* Instructions to follow:
Tally up the lines in the following entries where the string "true" appears, and answer with the number alone.

□ □ □

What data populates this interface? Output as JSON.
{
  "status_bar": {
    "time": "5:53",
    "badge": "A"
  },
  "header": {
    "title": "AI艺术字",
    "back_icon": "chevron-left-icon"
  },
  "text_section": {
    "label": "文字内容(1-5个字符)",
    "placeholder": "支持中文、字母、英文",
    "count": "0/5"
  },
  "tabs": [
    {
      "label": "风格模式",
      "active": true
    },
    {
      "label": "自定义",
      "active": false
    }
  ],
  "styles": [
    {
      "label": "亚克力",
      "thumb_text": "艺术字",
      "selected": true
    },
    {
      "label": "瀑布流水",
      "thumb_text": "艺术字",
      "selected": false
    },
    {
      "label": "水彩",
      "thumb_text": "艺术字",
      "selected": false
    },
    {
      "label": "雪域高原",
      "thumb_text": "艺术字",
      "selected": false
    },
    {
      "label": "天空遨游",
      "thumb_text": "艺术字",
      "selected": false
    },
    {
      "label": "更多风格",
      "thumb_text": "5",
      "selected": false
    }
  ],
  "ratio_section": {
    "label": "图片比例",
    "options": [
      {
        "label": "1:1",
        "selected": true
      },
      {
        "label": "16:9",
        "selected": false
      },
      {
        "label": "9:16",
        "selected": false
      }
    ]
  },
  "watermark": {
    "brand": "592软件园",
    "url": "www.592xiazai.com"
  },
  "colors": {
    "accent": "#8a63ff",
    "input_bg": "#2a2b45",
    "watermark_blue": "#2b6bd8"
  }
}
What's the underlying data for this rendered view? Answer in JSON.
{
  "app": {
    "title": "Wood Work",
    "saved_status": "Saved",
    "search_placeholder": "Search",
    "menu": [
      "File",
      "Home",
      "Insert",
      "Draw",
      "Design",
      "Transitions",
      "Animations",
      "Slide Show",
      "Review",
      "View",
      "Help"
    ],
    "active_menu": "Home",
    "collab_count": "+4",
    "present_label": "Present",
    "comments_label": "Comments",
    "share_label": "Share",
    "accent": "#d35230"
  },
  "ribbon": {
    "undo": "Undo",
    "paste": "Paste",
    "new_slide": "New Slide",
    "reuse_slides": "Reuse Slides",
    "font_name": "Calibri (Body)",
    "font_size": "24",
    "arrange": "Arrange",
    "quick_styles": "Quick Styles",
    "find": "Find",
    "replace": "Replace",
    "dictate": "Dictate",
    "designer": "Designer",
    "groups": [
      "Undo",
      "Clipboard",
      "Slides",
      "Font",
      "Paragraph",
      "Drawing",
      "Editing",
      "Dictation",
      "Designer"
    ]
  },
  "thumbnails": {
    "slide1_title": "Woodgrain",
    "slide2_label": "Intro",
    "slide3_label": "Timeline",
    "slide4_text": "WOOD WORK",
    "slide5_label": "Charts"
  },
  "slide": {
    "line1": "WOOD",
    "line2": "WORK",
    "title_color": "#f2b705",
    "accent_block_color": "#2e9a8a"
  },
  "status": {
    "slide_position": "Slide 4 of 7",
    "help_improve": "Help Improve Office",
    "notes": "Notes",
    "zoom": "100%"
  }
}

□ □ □

* Solution for this exercise:
3